— WORK INSTRUCTION —
Please work out how many lines in the data below contain "JSON", and reply with that number alone.

──────────────────────────────

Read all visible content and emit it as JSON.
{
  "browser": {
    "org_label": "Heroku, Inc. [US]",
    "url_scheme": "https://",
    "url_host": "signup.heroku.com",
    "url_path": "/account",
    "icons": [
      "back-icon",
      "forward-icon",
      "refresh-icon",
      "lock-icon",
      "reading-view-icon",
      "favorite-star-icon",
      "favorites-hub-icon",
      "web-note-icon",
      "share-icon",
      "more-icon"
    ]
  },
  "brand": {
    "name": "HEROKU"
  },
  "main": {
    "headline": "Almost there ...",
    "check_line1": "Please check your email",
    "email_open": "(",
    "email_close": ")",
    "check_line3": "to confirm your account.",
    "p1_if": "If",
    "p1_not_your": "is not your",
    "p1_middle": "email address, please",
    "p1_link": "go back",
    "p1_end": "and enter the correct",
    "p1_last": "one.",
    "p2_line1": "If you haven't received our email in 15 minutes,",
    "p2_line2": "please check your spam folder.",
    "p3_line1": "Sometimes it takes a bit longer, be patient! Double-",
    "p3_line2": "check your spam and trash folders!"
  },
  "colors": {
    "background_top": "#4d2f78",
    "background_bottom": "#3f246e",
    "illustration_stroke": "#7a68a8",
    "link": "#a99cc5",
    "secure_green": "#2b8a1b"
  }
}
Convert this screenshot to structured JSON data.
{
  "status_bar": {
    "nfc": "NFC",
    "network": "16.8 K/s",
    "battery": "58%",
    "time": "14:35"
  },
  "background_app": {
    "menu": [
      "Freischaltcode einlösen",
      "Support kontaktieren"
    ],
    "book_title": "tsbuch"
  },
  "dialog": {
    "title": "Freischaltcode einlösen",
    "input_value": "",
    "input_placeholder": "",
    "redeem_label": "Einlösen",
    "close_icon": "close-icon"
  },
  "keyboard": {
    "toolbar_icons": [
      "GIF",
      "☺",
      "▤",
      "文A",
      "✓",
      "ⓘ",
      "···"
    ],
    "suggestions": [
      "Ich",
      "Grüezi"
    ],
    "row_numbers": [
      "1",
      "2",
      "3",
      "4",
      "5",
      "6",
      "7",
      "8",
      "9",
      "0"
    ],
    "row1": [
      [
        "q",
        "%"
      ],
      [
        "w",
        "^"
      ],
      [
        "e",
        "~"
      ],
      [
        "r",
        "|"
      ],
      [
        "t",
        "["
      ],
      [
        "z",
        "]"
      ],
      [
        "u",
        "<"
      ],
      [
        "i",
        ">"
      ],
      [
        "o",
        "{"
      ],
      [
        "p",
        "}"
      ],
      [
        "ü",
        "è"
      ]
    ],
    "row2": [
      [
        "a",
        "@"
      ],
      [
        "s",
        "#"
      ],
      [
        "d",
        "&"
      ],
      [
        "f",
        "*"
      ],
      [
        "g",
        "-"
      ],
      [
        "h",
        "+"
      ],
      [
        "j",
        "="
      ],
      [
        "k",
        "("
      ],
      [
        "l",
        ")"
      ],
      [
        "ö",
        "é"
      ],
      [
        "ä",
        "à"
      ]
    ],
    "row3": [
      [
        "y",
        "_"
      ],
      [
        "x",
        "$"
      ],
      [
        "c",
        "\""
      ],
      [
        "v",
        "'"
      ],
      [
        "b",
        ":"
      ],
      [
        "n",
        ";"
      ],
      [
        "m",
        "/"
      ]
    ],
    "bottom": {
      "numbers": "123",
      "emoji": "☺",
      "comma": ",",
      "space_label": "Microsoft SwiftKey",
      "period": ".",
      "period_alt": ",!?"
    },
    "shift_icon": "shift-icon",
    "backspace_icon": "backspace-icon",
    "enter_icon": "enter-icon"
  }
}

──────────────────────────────

— ANSWER TO THE EXERCISE —
2